When the mediocre Mandy Moore vehicle Chasing Liberty was released in theaters earlier this year, part of the gossip circling around the film’s release was that another project with a very similar storyline was lurking just around the bend. When Liberty, from director Andy Cadiff, beat Forest Whitaker’s First Daughter to theaters, the people behind the latter project said that, while the films may seem similar, First Daughter would be a far superior film.
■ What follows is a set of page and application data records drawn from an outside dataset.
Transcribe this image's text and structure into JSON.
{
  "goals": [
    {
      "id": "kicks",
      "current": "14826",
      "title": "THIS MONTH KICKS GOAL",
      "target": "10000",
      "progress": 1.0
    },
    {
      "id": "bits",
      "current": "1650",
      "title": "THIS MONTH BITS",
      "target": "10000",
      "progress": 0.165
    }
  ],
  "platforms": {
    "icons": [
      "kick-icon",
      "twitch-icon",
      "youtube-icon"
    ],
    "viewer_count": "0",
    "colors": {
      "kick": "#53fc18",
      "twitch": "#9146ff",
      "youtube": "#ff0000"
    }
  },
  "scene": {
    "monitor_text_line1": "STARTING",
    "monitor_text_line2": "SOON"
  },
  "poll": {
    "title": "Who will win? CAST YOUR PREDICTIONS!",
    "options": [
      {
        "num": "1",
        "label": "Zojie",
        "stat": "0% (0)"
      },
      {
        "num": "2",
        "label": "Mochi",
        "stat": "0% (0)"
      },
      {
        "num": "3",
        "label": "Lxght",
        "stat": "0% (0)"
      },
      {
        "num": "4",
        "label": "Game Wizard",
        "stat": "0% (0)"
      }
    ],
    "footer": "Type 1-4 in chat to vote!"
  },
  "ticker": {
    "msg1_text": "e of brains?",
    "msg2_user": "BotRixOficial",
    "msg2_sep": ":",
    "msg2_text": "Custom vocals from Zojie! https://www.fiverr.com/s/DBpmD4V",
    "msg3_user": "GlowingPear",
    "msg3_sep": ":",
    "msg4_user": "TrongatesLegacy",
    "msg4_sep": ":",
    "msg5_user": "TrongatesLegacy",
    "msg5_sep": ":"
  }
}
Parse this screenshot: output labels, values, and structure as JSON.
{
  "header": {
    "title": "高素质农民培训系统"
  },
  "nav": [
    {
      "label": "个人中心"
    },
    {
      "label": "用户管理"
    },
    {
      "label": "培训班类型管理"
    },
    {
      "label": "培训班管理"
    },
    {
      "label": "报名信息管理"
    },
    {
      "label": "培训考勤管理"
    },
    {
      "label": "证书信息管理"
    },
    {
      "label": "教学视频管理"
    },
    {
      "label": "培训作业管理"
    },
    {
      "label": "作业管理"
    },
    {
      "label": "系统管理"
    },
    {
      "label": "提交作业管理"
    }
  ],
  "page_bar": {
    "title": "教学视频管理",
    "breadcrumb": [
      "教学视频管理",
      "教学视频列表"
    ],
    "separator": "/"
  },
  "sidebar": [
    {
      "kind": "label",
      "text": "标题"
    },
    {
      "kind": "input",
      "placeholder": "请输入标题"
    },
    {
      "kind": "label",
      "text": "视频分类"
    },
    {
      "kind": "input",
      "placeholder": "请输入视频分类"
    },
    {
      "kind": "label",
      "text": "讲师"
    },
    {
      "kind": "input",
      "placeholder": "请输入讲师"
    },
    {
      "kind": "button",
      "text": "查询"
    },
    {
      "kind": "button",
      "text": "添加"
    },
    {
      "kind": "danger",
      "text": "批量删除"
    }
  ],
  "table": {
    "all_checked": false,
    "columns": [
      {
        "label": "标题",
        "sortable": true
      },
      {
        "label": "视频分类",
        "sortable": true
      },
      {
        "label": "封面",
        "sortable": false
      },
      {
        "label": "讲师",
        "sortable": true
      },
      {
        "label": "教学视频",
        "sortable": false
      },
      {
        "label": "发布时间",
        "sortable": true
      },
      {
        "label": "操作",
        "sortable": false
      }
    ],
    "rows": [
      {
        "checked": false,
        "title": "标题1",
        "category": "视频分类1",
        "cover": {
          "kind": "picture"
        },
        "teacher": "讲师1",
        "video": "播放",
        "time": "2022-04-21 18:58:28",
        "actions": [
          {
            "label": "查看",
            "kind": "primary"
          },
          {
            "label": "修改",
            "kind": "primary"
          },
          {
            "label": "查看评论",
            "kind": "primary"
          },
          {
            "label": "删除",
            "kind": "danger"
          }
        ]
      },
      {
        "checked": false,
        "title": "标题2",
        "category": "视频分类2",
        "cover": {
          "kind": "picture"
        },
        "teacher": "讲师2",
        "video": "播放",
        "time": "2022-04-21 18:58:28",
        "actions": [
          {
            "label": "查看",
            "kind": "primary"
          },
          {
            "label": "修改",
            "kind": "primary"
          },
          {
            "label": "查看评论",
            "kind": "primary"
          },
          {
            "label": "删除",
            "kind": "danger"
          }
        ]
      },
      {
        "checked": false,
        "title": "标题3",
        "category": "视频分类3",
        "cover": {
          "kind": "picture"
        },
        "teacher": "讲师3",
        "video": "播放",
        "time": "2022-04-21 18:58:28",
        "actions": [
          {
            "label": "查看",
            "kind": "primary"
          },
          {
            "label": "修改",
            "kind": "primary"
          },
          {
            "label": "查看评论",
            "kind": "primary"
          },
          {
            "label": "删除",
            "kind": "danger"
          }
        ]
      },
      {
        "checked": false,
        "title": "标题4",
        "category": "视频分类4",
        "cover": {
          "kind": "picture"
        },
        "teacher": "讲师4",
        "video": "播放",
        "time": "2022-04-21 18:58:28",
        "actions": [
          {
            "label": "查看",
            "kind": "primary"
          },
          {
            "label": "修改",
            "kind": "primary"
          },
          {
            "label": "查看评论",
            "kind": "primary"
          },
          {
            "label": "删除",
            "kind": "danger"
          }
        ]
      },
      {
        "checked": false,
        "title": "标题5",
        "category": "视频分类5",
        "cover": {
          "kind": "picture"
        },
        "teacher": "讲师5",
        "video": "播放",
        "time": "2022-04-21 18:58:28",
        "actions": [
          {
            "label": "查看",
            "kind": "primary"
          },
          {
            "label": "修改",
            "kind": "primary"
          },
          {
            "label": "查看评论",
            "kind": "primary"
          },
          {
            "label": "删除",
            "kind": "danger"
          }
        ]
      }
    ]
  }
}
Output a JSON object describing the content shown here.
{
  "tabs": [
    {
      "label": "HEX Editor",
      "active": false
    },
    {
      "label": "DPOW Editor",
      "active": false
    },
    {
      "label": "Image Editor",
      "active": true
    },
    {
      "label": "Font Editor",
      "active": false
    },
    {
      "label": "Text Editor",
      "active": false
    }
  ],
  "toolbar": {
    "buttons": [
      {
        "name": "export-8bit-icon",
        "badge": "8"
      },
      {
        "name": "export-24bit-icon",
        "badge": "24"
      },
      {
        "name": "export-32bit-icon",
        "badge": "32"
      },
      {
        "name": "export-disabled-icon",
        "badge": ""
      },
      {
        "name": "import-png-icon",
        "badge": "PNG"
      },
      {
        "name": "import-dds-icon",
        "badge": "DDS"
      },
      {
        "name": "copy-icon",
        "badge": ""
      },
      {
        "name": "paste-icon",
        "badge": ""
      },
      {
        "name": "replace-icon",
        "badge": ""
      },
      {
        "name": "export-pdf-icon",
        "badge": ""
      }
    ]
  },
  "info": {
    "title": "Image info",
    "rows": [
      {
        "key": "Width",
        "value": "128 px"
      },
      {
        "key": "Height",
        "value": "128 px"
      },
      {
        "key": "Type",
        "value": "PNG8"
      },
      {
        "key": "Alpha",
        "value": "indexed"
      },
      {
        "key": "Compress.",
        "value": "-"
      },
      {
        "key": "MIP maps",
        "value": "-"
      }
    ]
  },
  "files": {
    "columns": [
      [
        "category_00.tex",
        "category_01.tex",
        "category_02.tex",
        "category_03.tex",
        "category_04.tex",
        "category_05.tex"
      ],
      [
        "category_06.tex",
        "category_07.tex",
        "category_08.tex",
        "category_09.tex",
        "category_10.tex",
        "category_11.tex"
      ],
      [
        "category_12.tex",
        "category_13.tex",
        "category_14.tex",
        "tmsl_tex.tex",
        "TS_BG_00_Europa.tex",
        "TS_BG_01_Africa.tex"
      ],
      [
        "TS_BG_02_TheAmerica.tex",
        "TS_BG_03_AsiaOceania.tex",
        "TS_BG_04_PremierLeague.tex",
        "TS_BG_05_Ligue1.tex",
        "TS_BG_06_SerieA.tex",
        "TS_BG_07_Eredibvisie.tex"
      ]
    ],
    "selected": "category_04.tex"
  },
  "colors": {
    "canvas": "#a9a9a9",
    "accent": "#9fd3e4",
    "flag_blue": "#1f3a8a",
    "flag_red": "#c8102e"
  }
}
It’s now early fall and First Daughter – starring "Dawson’s Creek" alum Katie Holmes in the title role – has failed to live up to its positive campaign. The film, which opened Sept. 24, is not really better than Chasing Liberty, and not really worse. While some of the costumes are fun to look at – including two of Holmes’s gorgeous custom-made Vera Wang gowns – and the two leads (the other being "Buffy’s" Marc Blucas) have some decent onscreen chemistry, First Daughter isn’t a superior film. It’s not even that smart of a romantic comedy. Instead, it’s just a ho-hum piece of shallow fluff with a farfetched storyline, and a plot that doesn’t allow the characters enough time to develop a believable relationship.

In the film, first daughter Samantha Mackenzie (Holmes) is 18 years old and college-bound. She’s lived her entire life in a sheltered bubble, smiling endlessly for interviews and having her every awkward move scrutinized by the press. She knows nothing of normalcy outside her privileged life, so all she really yearns for is a chance to "blend in" and be appreciated for who she is. And although she arrives at fictional Redmond University via presidential motorcade and an entourage of secret service agents, her simple dream of fitting in takes shape in the form of handsome coed James (Marc Blucas), who ends up falling head over heels for the "real" Samantha. Things come to a halt, though, when Sam – much to her dismay – realizes that James is really an undercover secret service agent under her father’s employ.

Even though it lacks in development and originality, First Daughter is a smart starring vehicle for Holmes, who will be able to carry the strong "Dawson’s" following into theaters with this film. Even so, Whitaker – who also helmed Hope Floats and Waiting to Exhale – should have held out for something a bit less flat and tired.

Grade: C